The problem:
Where does the string "title" occur in the records? Copy each line that holds it.

Excerpts from an interface dataset:
______

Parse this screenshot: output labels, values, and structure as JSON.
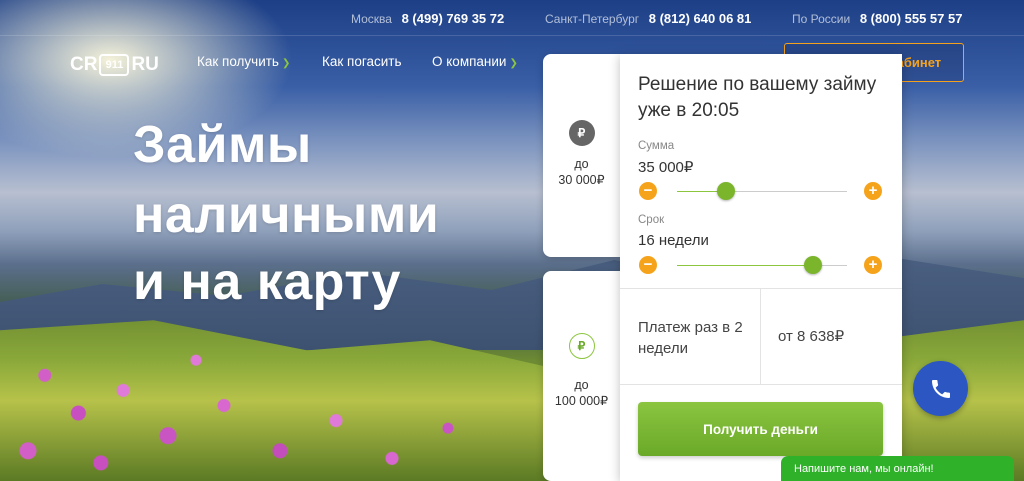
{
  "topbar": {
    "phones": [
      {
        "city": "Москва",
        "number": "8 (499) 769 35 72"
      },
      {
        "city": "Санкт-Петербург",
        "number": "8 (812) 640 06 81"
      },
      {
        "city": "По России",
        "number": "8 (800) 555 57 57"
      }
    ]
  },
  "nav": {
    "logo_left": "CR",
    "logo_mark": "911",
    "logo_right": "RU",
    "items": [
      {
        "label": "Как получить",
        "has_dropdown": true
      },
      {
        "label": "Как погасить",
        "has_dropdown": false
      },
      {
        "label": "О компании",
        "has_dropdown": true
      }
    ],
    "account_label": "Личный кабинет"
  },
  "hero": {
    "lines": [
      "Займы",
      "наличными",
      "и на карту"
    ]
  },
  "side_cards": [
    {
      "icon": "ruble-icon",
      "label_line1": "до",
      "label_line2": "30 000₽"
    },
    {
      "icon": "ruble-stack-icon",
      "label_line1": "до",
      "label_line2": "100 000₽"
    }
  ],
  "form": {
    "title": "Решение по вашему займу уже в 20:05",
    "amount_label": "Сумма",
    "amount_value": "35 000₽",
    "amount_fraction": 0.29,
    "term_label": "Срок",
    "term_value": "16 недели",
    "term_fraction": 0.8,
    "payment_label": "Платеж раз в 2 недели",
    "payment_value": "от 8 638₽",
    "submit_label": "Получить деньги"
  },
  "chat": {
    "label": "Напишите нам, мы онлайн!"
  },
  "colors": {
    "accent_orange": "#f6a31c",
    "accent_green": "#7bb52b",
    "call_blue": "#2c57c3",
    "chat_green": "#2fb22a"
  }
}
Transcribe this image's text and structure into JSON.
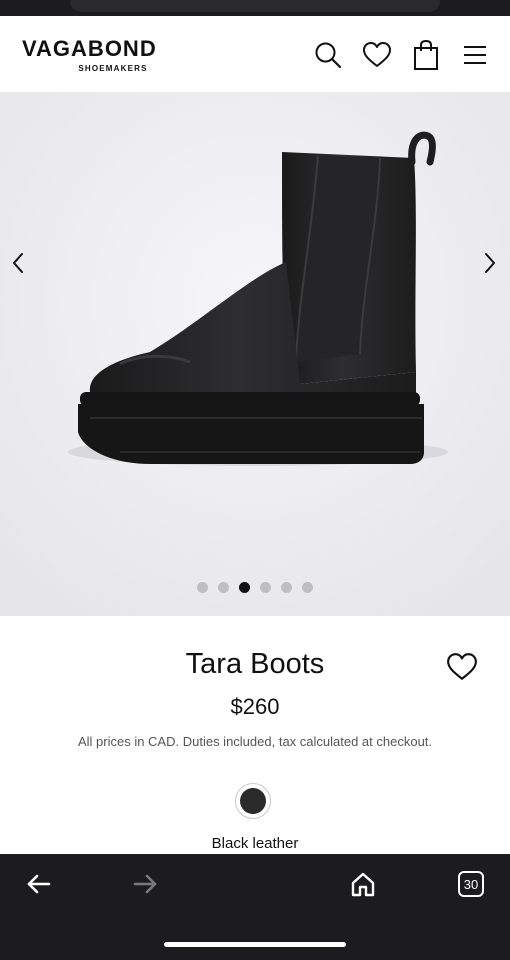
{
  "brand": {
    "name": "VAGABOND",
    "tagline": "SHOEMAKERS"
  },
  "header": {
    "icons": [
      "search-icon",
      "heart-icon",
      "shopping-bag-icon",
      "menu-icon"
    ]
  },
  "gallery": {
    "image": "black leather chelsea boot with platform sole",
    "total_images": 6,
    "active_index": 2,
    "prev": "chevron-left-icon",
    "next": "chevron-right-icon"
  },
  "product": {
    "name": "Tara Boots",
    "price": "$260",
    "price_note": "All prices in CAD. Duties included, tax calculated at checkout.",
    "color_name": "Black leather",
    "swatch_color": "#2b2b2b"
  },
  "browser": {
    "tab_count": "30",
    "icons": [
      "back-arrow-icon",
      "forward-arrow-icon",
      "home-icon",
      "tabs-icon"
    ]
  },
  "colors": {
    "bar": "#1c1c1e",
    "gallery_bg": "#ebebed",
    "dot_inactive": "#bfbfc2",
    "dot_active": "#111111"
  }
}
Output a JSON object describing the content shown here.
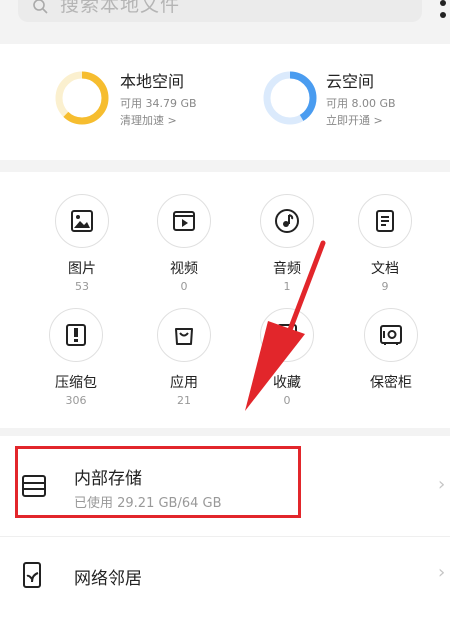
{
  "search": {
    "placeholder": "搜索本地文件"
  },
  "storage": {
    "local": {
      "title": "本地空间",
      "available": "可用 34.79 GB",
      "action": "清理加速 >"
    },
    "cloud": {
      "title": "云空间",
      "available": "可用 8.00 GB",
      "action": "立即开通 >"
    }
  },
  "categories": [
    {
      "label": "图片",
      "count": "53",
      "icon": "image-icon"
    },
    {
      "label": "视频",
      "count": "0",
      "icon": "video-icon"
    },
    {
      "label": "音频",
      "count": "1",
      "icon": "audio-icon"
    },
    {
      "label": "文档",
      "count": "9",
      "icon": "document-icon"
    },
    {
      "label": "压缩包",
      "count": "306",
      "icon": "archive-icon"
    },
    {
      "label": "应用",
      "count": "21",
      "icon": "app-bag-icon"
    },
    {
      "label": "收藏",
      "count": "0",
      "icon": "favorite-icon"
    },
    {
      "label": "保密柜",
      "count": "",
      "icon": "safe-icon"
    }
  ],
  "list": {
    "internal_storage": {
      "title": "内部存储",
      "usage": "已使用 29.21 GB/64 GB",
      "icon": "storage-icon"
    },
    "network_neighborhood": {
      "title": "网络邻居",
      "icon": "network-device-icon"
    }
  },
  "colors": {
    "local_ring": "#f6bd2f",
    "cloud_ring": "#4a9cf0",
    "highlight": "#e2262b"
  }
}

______

Solution for this task:
    "title": "Решение по вашему займу уже в 20:05",
      "title": "本地空间",
      "title": "云空间",
      "title": "内部存储",
      "title": "网络邻居",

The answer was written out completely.